The MacValley blog


Welcome to the MacValley blog, your first stop for all the latest MacValley news and views.


Tom Briant

The MacValley blog

Editor: Tom Briant


Click here to email Tom

Click here for Tom's profile



To search the blog posts please use the box below

Sunday, June 8, 2014

Champagne Wishes and Caviar Dreams-A reboot of the MacValley Blog and introducing the Computer Uncle


Champagne Wishes and Caviar Dreams to all of you. It’s the week of my birthday. I won’t say how old I am, but I’m not a kid. I remember when Nixon ran for President in 1968. I remember seeing Abe Ribicoff nominate George McGovern at Chicago in 1968. I existed before cell phones became ubiquitous as cockroaches and when only Greeks and health food enthusiasts ate Greek yogurt.

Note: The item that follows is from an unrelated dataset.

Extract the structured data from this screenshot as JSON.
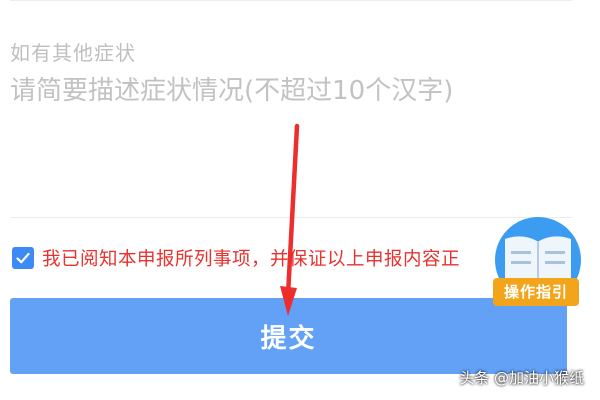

So I’m bloody well old!


If you’ve come to this Web site, I expect you need help with your Macintosh and/or iPad. You may have bought a Mac or received a Mac as a present for your birthday or retirement or as a holiday present.  Now you wonder, "What the Hell am I going to do with this thing?”


I’m going to assume that you’ve had some experience with personal computers. I’m going to assume that you have used a Windows computer at some time in the past. Windows is as ubiquitous as the cell phone. 


Whether good or bad, you’ve had experience with Windows. Now it’s time to move to OS X, the secret sauce behind your shiny new MacBook Air or Pro. I’m taking you from befuddled noob to a power user who sits down before their Mac and uses it as a familiar tool. 


I will write these columns from my new MacBook Air with 4Gb of RAM and just 128 GB of storage space. That's right, the minimum Mac notebook you can buy for less than a thousand bucks.  Your family loves you, but not enough to buy a maxed-out MacBook  Air or Pro.


How can I find stuff on the Internet?


You can use the default Web browser provided by Apple, Safari. No, you can’t get Internet Explorer on the Mac unless you jump through some hoops.


If you prefer Google's Chrome browser or Mozilla's Firefox, you can get them from  Chrome's website or Mozilla's website. If you use Chrome, just log into Chrome with your Google e-mail account and synchronize with your old bookmarks and settings from the prior computer you used Chrome with.


Anyway, just type your inquiries into Safari. Safari is smart enough to tell that you have a question to ask.

How old is Heidi Klum



I want to write a letter, but Text Edit and Pages differ from Word for Windows.


If you wrote with Microsoft Word for  Windows, you changed fonts by hitting Control+D. That's the Microsoft standard. Word for Mac uses the Command+D shortcut to bring up their font menu.


With products adhering to the Apple way of doing things, you bring up the font menu by pressing Command+T in a word processor, spreadsheet,or presentation program. Try it in TextEdit, Pages, Numbers and Keynote.


For Microsoft Word/Excel/Powerpoint, you would use Command+D to bring up the Font menu



Microsoft  Word for Mac Font menu

You use Command +T to bring up the Font menu for Pages

Font Menu for Pages



You would use Command + T for Apple Stickies’ Font Menu, too

Font Menu for Stickies


If you want to copy or cut text and paste it somewhere else, you would alter the Word defaults of Control+C, Control+X, and Control+V to use Command+CCommand +X, and Command+V


To save the file, you would hit the Command+S keys. That's right, use your thumb instead of your pinkie to reach the Command key, not the Control key. 


To print out a hard copy, you would press Command+P instead of Control+P. 


How do I save copies of something I see on the Internet? 


I'll first give you the standard way and then a Mac shortcut.


You can save an article you see on the Internet by going under the File menu for Safari and selecting Export as PDF…

Export as PDF from Safari File Menu





PDF menu options for



You can also export to PDF by going to the Print menu (or pressing Command+P) and going to the PDF menu. You can open the Internet item in Preview. You can save it as a PDF or a PostScript file.


As for Edit Menu… I'll go into that in a subsequent article. If you like to save clippings in PDF format, this is one way to do it.


But I promised you a Mac shortcut. 


You can save a Web item as a Stickie note by selecting as much of the article as you want, then pressing Shift+Command+Y. That opens the Stickie Note application and saves your Web item as a Stickie note.  This is handy if you want to save several articles, such as chili recipes.


Save the whole article by pressing Command+A for  Select  All then pressing Shift+Command+Y. 


The Stickie Note application is more than just a computer equivalent to that pad of Stickie notes on  your table top. I wrote this article as a  Stickie Note. It's the equivalent of TextEdit in many respects. But that's for a future article.


Tom Briant 

Editor, MacValley Blog (And Now the Computer Uncle at (818) 964-3601)

The Computer Uncle is the name of my new computer tutoring service. If you want personal attention and “recipes” as Client #1 calls them for your reference, then call me at (818) 964-3601 or E-mail me at The first session is free. 




No comments:

Post a Comment



Blog Archive